However, none of the bright sparks behind the DST or the EU’s version of it have factored in US displeasure of a tax on its companies overseas. This is a particularly large oversight considering how pugnacious the US has been in its trade wars against China of late.
“If the United Kingdom or other countries proceed, that will prompt a review of our US tax and regulatory approach to determine what actions are appropriate to ensure a level playing field in global markets,” said Republican representative Kevin Brady.
Brady, who helped shepherd in US tax cuts through Congress last year, described the UK’s decision as “troubling”. US treasury secretary Steven Mnuchin also voiced “strong concern” about different countries’ efforts to develop a DST.
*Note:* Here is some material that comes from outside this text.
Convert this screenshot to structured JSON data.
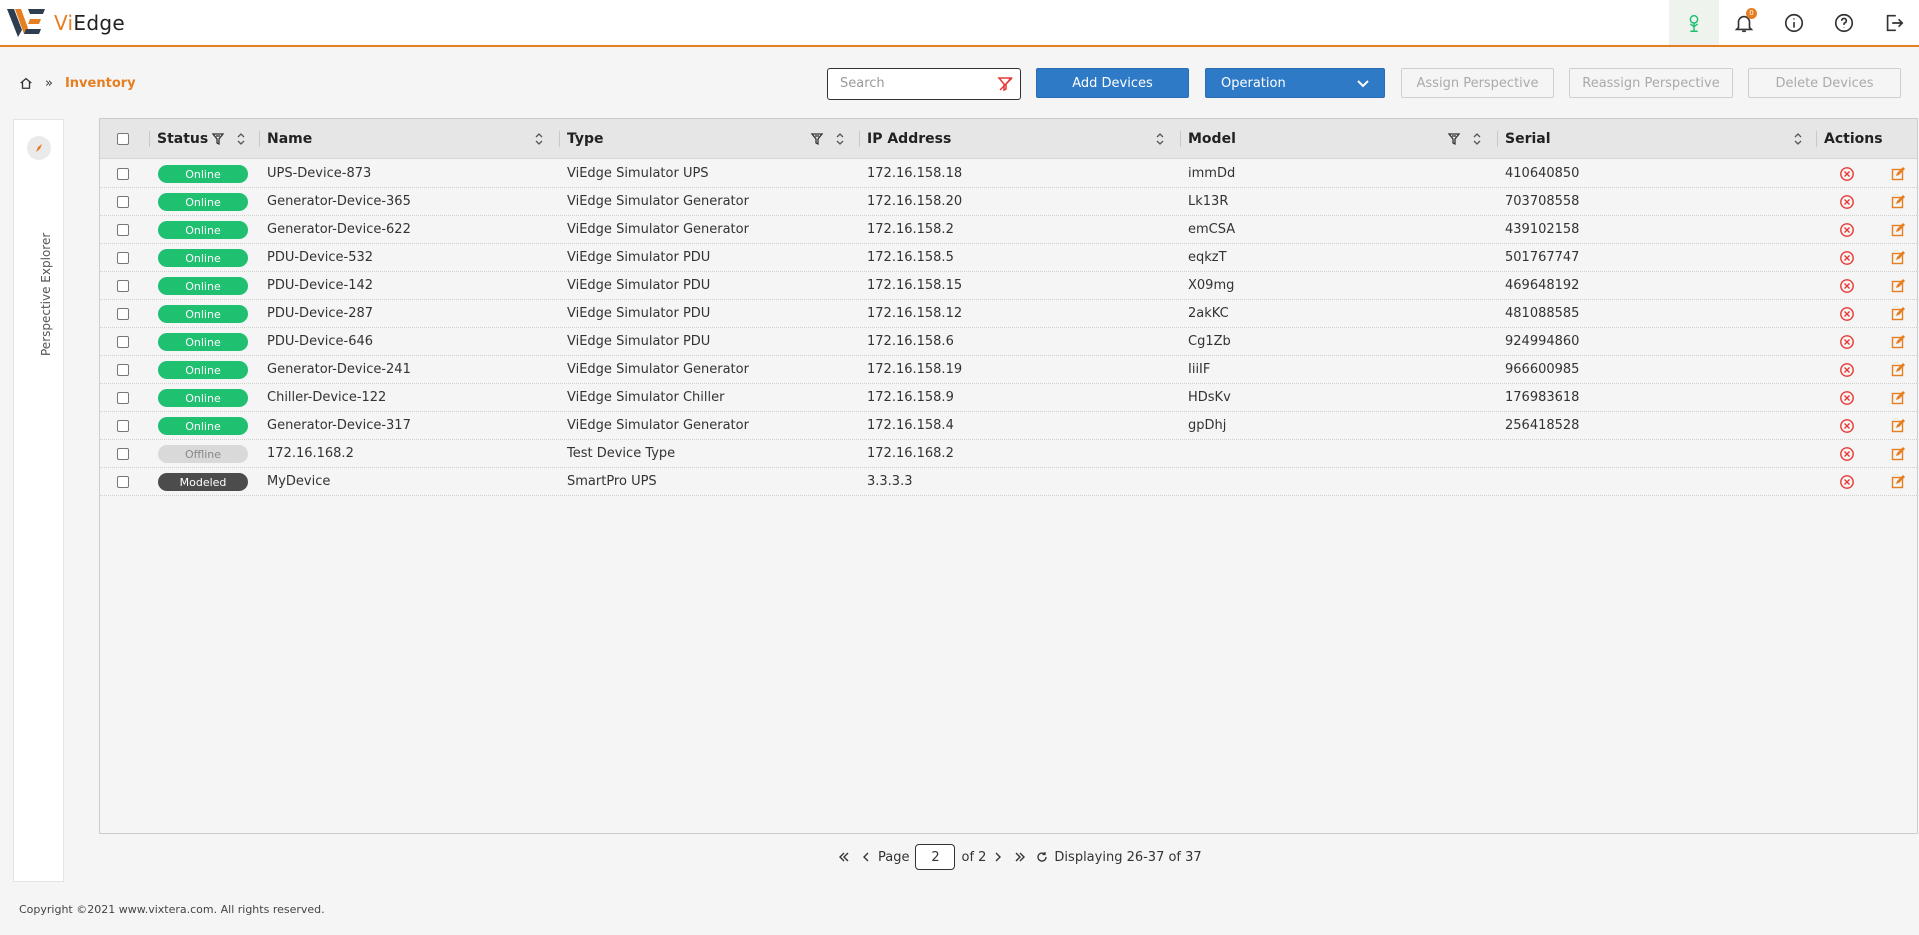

According to the BBC, a slew of business groups, including the US Chamber of Commerce and the US Council for International Business, have also come out against the UK plan.
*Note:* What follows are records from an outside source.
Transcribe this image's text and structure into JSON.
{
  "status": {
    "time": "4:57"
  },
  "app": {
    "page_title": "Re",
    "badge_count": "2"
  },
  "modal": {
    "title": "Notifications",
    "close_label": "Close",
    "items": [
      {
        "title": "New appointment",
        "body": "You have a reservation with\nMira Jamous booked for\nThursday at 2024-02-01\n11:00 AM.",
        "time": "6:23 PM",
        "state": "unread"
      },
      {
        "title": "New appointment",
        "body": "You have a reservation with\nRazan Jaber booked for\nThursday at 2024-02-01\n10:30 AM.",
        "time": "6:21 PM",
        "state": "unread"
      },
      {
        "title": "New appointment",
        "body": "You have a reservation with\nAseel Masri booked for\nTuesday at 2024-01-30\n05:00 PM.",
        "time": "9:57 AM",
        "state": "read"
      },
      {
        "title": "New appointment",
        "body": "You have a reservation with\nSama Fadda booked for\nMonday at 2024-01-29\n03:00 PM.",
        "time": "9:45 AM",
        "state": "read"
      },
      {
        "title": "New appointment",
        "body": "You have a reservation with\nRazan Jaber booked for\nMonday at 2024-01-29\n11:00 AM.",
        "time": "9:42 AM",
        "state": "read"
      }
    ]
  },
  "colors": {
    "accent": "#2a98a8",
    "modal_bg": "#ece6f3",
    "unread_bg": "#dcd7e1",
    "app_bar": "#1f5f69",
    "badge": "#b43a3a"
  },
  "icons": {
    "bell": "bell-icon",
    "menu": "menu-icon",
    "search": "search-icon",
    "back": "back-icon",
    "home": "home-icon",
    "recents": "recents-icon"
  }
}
In Europe, the drive to create a digital tax is being largely led by France, Germany and the UK, for a tougher approach to alleged tax avoidance by tech giants such as Facebook, Google, Apple and Spotify.
Ireland, the Czech Republic, Sweden and Finland are joined at the hip in their efforts to thwart the EU digital tax proposal. Tech giants have also warned that the proposed DST – which the Austrian EU presidency could approve by December – could see them taxed double for the same revenue. Ireland stands to lose up to €160m a year in lost tax revenue if the EU presses ahead with the new digital tax plans.
Next week’s Ecofin Council in Brussels will have a crucial bearing on whether this tax proposal lives or dies. Spain has already revealed plans to apply a 3pc tax on digital companies with a worldwide turnover of €750m or more, or taxable turnover in Spain of €3m or more. But will the rest of Europe follow suit?
According to RTÉ, there are mixed reports suggesting the technical work behind a proposal for an EU-wide digital tax is not going very well and that the European Commission proposal is built on the wrong legal base.
It is understood that 19 out of 28 EU states are supportive of a measure for a digital tax.